My answer during and after TIFF to everyone who asked – what’s the one movie I should see? – has been without fail The King’s Speech. And not only because I adore Colin Firth which, obviously, I do. But also because I adore Geoffrey Rush. And the two of them together, the chemistry, the way they both elevated their games, it’s the kind of acting that makes going to the movies so much fun, and the kind of acting that reminds you it is indeed very much an art.

I wrote about this in my column for The Globe & Mail but I realise I never recounted the story here – my car ride with Geoffrey Rush the night of Colin Firth’s birthday party. I was with Shinan Govani of The National Post. We were heading to another event in his car. Rush couldn’t find his ride and he was heading to meet his friends, local Toronto folks, at a very local Toronto bar. So he just hopped in with us.

There we were, jammed in the backseat with Geoffrey Rush who chatted happily and openly about his career, his movies, music, Joaquin Phoenix (called him “esoteric” which elicited huge laughs because only he could be so kind and yet so obviously shrewd in his description), like it was the most normal thing in the world to be hitching a lift from strangers. When he arrived at his destination, he hopped out of the car, no handler, and ambled towards the pub. It was around 1am. I hear he stayed til at least 4am, badass motherf-cker.

Anyway, on the way there he told us about how The King’s Speech came to be, because, really, Rush was the one who started it. He was at home in Australia, woke up one day, checked the mailbox, and there was a script inside. From some writer who lived in the neighbourhood. At the time it was written as a play. Rush loved it and thought it’d be better as a movie. So then his agent had it turned into a movie screenplay and here we are, already one of the most beloved movies of the year, and no doubt, a lock for a Best Picture nomination.

This one is a fist pumper, a heartswelling fistpumper. You’ll see from the trailer. One of those truly spirit-lifting films that doesn’t succumb to schmaltzy impulse, that doesn’t give into the Oprah-ness of certain moments. I’m a f-cking bitch, but even I love a good movie hug now and again. And this is what The King’s Speech is: a true story movie hug supported by world class talent, wonderful direction, and a message you can actually believe in.
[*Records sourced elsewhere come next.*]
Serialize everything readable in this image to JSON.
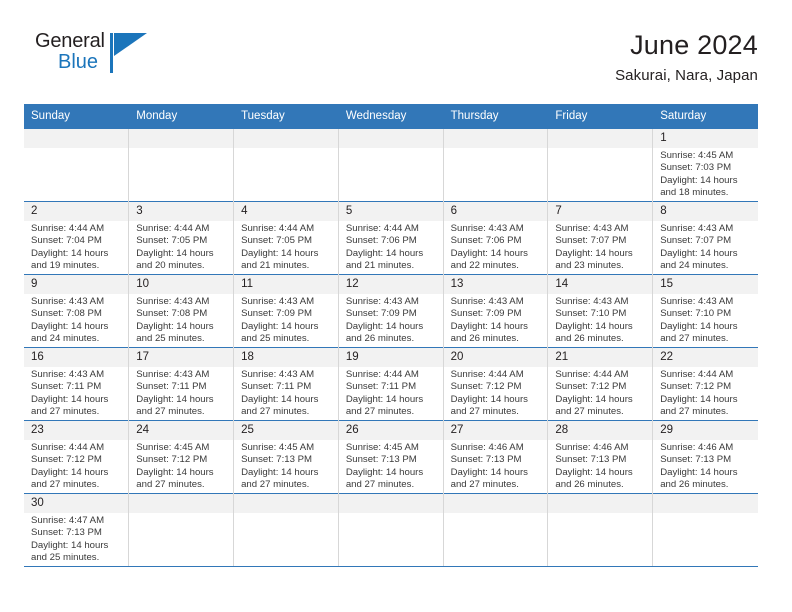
{
  "brand": {
    "name_part1": "General",
    "name_part2": "Blue",
    "accent_color": "#1b75bb"
  },
  "header": {
    "title": "June 2024",
    "location": "Sakurai, Nara, Japan"
  },
  "calendar": {
    "header_color": "#3277b8",
    "weekday_headers": [
      "Sunday",
      "Monday",
      "Tuesday",
      "Wednesday",
      "Thursday",
      "Friday",
      "Saturday"
    ],
    "weeks": [
      [
        {
          "day": "",
          "empty": true
        },
        {
          "day": "",
          "empty": true
        },
        {
          "day": "",
          "empty": true
        },
        {
          "day": "",
          "empty": true
        },
        {
          "day": "",
          "empty": true
        },
        {
          "day": "",
          "empty": true
        },
        {
          "day": "1",
          "sunrise": "Sunrise: 4:45 AM",
          "sunset": "Sunset: 7:03 PM",
          "daylight": "Daylight: 14 hours and 18 minutes."
        }
      ],
      [
        {
          "day": "2",
          "sunrise": "Sunrise: 4:44 AM",
          "sunset": "Sunset: 7:04 PM",
          "daylight": "Daylight: 14 hours and 19 minutes."
        },
        {
          "day": "3",
          "sunrise": "Sunrise: 4:44 AM",
          "sunset": "Sunset: 7:05 PM",
          "daylight": "Daylight: 14 hours and 20 minutes."
        },
        {
          "day": "4",
          "sunrise": "Sunrise: 4:44 AM",
          "sunset": "Sunset: 7:05 PM",
          "daylight": "Daylight: 14 hours and 21 minutes."
        },
        {
          "day": "5",
          "sunrise": "Sunrise: 4:44 AM",
          "sunset": "Sunset: 7:06 PM",
          "daylight": "Daylight: 14 hours and 21 minutes."
        },
        {
          "day": "6",
          "sunrise": "Sunrise: 4:43 AM",
          "sunset": "Sunset: 7:06 PM",
          "daylight": "Daylight: 14 hours and 22 minutes."
        },
        {
          "day": "7",
          "sunrise": "Sunrise: 4:43 AM",
          "sunset": "Sunset: 7:07 PM",
          "daylight": "Daylight: 14 hours and 23 minutes."
        },
        {
          "day": "8",
          "sunrise": "Sunrise: 4:43 AM",
          "sunset": "Sunset: 7:07 PM",
          "daylight": "Daylight: 14 hours and 24 minutes."
        }
      ],
      [
        {
          "day": "9",
          "sunrise": "Sunrise: 4:43 AM",
          "sunset": "Sunset: 7:08 PM",
          "daylight": "Daylight: 14 hours and 24 minutes."
        },
        {
          "day": "10",
          "sunrise": "Sunrise: 4:43 AM",
          "sunset": "Sunset: 7:08 PM",
          "daylight": "Daylight: 14 hours and 25 minutes."
        },
        {
          "day": "11",
          "sunrise": "Sunrise: 4:43 AM",
          "sunset": "Sunset: 7:09 PM",
          "daylight": "Daylight: 14 hours and 25 minutes."
        },
        {
          "day": "12",
          "sunrise": "Sunrise: 4:43 AM",
          "sunset": "Sunset: 7:09 PM",
          "daylight": "Daylight: 14 hours and 26 minutes."
        },
        {
          "day": "13",
          "sunrise": "Sunrise: 4:43 AM",
          "sunset": "Sunset: 7:09 PM",
          "daylight": "Daylight: 14 hours and 26 minutes."
        },
        {
          "day": "14",
          "sunrise": "Sunrise: 4:43 AM",
          "sunset": "Sunset: 7:10 PM",
          "daylight": "Daylight: 14 hours and 26 minutes."
        },
        {
          "day": "15",
          "sunrise": "Sunrise: 4:43 AM",
          "sunset": "Sunset: 7:10 PM",
          "daylight": "Daylight: 14 hours and 27 minutes."
        }
      ],
      [
        {
          "day": "16",
          "sunrise": "Sunrise: 4:43 AM",
          "sunset": "Sunset: 7:11 PM",
          "daylight": "Daylight: 14 hours and 27 minutes."
        },
        {
          "day": "17",
          "sunrise": "Sunrise: 4:43 AM",
          "sunset": "Sunset: 7:11 PM",
          "daylight": "Daylight: 14 hours and 27 minutes."
        },
        {
          "day": "18",
          "sunrise": "Sunrise: 4:43 AM",
          "sunset": "Sunset: 7:11 PM",
          "daylight": "Daylight: 14 hours and 27 minutes."
        },
        {
          "day": "19",
          "sunrise": "Sunrise: 4:44 AM",
          "sunset": "Sunset: 7:11 PM",
          "daylight": "Daylight: 14 hours and 27 minutes."
        },
        {
          "day": "20",
          "sunrise": "Sunrise: 4:44 AM",
          "sunset": "Sunset: 7:12 PM",
          "daylight": "Daylight: 14 hours and 27 minutes."
        },
        {
          "day": "21",
          "sunrise": "Sunrise: 4:44 AM",
          "sunset": "Sunset: 7:12 PM",
          "daylight": "Daylight: 14 hours and 27 minutes."
        },
        {
          "day": "22",
          "sunrise": "Sunrise: 4:44 AM",
          "sunset": "Sunset: 7:12 PM",
          "daylight": "Daylight: 14 hours and 27 minutes."
        }
      ],
      [
        {
          "day": "23",
          "sunrise": "Sunrise: 4:44 AM",
          "sunset": "Sunset: 7:12 PM",
          "daylight": "Daylight: 14 hours and 27 minutes."
        },
        {
          "day": "24",
          "sunrise": "Sunrise: 4:45 AM",
          "sunset": "Sunset: 7:12 PM",
          "daylight": "Daylight: 14 hours and 27 minutes."
        },
        {
          "day": "25",
          "sunrise": "Sunrise: 4:45 AM",
          "sunset": "Sunset: 7:13 PM",
          "daylight": "Daylight: 14 hours and 27 minutes."
        },
        {
          "day": "26",
          "sunrise": "Sunrise: 4:45 AM",
          "sunset": "Sunset: 7:13 PM",
          "daylight": "Daylight: 14 hours and 27 minutes."
        },
        {
          "day": "27",
          "sunrise": "Sunrise: 4:46 AM",
          "sunset": "Sunset: 7:13 PM",
          "daylight": "Daylight: 14 hours and 27 minutes."
        },
        {
          "day": "28",
          "sunrise": "Sunrise: 4:46 AM",
          "sunset": "Sunset: 7:13 PM",
          "daylight": "Daylight: 14 hours and 26 minutes."
        },
        {
          "day": "29",
          "sunrise": "Sunrise: 4:46 AM",
          "sunset": "Sunset: 7:13 PM",
          "daylight": "Daylight: 14 hours and 26 minutes."
        }
      ],
      [
        {
          "day": "30",
          "sunrise": "Sunrise: 4:47 AM",
          "sunset": "Sunset: 7:13 PM",
          "daylight": "Daylight: 14 hours and 25 minutes."
        },
        {
          "day": "",
          "empty": true
        },
        {
          "day": "",
          "empty": true
        },
        {
          "day": "",
          "empty": true
        },
        {
          "day": "",
          "empty": true
        },
        {
          "day": "",
          "empty": true
        },
        {
          "day": "",
          "empty": true
        }
      ]
    ]
  }
}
Woah. I have to chill. Too much too soon might jinx it. But it’s hard not to be enthusiastic when you love something so much.

Photos from